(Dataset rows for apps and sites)

_ _ _ _ _

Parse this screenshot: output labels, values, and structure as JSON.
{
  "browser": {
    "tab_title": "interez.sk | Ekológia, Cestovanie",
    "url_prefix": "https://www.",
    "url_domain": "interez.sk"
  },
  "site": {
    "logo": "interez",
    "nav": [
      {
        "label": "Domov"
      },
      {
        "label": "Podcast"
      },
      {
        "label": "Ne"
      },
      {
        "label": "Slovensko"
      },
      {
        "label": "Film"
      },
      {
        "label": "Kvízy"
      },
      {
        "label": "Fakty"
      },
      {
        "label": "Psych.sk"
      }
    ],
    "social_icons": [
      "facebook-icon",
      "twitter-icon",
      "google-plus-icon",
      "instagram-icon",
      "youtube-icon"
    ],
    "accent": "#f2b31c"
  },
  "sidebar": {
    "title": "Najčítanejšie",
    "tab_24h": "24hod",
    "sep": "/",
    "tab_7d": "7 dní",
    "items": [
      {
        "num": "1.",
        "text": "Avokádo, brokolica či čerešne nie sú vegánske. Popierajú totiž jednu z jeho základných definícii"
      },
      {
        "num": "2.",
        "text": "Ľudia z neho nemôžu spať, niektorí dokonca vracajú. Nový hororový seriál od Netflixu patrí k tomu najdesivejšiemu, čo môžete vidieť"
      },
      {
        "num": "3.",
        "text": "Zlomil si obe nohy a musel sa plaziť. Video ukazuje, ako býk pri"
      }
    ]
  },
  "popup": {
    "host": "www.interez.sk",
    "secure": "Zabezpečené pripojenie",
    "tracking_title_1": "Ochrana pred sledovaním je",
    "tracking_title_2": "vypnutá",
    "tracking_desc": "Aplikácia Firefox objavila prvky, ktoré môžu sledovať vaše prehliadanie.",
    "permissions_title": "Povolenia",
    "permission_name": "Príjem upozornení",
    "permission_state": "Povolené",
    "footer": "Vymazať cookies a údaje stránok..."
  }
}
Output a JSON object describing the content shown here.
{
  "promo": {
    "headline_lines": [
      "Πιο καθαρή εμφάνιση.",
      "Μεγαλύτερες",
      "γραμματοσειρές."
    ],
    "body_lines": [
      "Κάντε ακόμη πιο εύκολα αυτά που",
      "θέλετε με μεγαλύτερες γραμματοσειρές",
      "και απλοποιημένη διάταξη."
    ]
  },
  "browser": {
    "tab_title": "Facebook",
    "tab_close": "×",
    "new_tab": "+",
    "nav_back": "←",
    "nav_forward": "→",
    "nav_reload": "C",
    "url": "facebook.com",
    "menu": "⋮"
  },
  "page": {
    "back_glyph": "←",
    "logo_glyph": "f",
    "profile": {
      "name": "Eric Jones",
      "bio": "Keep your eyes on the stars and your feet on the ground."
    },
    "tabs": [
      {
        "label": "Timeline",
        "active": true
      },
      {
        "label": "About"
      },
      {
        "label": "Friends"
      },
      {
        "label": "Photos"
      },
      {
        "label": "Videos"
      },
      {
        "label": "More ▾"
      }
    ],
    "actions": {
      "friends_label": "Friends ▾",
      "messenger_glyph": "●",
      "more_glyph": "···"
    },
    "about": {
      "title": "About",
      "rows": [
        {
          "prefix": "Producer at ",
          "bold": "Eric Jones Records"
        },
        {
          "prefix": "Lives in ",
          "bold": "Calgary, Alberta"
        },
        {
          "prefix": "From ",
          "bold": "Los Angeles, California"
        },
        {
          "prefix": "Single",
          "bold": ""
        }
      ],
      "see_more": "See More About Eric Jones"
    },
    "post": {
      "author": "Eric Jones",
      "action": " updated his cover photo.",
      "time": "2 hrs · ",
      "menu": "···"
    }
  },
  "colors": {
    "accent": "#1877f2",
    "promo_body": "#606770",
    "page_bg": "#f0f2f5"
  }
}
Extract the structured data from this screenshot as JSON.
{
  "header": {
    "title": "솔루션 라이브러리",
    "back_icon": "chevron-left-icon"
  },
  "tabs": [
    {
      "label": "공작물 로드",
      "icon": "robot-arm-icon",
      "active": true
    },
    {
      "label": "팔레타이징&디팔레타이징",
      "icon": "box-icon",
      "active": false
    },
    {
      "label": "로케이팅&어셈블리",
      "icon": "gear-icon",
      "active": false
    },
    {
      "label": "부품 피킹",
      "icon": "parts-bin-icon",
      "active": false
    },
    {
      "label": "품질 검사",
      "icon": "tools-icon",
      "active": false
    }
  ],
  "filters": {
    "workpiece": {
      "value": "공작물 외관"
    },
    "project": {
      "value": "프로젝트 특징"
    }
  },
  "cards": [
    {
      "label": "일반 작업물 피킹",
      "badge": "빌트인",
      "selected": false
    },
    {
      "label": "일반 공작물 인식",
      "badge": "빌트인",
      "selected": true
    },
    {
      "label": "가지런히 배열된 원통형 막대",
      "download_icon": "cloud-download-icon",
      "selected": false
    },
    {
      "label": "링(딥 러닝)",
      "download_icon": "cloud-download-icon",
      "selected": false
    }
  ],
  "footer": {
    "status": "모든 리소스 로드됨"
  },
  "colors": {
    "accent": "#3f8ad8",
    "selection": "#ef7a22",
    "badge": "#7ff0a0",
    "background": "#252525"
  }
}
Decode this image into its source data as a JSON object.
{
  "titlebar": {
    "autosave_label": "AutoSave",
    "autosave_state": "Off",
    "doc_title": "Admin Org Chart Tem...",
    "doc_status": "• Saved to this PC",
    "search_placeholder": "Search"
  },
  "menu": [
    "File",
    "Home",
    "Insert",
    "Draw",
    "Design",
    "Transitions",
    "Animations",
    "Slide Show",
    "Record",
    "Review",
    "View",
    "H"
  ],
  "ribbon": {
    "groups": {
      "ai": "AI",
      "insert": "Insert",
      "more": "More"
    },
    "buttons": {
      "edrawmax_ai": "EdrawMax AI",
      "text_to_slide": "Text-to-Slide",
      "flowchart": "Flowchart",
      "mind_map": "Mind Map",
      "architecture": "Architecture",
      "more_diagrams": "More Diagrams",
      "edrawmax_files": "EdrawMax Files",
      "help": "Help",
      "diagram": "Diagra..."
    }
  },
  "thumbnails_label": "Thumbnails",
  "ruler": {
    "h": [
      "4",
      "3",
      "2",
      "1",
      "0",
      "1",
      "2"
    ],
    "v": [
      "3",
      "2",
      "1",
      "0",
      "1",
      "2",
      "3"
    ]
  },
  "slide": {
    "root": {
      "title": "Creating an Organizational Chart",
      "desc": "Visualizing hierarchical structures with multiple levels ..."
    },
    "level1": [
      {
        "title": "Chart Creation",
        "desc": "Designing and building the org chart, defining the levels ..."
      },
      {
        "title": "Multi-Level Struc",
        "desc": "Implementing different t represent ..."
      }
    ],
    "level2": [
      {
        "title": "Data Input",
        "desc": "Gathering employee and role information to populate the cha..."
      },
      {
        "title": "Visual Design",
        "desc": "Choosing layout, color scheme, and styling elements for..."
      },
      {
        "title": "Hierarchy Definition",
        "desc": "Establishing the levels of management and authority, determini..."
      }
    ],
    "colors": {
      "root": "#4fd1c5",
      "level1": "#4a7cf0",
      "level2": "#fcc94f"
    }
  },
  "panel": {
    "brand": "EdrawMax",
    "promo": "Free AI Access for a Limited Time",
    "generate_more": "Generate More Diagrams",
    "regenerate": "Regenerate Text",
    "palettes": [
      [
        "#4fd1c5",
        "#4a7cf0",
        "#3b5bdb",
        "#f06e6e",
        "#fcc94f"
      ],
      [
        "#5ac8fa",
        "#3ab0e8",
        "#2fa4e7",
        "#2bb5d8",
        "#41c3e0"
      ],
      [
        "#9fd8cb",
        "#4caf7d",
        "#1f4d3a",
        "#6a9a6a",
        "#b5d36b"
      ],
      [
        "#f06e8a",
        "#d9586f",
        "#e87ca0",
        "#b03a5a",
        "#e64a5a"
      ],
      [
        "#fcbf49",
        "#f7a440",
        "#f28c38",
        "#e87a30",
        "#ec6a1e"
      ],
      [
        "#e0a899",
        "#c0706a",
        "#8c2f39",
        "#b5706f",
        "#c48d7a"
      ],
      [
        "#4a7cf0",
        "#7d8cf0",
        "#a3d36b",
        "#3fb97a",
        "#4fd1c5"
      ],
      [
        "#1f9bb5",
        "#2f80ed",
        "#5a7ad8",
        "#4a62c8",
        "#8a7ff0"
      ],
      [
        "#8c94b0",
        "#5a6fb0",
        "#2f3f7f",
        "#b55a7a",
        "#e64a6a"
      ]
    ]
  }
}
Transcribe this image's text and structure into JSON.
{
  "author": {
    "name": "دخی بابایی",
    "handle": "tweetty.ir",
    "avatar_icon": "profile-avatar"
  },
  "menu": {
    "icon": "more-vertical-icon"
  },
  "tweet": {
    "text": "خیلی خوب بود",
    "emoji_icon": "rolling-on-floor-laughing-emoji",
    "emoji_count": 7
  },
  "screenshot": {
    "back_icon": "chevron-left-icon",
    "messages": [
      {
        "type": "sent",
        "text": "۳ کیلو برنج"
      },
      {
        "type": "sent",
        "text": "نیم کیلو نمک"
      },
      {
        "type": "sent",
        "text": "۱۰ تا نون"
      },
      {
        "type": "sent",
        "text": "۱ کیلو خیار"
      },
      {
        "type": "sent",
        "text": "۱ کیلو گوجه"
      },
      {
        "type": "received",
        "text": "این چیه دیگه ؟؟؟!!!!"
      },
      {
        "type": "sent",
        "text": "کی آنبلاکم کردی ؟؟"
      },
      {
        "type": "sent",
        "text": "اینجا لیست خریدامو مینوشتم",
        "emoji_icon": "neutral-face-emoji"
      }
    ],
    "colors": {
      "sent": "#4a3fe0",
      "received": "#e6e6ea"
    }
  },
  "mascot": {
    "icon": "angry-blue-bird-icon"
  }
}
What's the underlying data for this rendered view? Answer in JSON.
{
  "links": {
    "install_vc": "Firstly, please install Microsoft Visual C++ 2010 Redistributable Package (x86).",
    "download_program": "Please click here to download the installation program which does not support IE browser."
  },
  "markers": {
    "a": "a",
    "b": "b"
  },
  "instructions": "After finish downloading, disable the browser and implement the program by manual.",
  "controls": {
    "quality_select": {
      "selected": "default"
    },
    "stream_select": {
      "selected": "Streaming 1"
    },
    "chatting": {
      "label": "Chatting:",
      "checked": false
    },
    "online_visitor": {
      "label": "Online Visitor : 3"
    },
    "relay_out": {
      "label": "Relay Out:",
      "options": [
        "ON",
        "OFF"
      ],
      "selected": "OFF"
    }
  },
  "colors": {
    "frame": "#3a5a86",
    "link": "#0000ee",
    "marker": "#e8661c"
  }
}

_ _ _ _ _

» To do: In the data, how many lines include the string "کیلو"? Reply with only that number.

» Solution to this problem: 4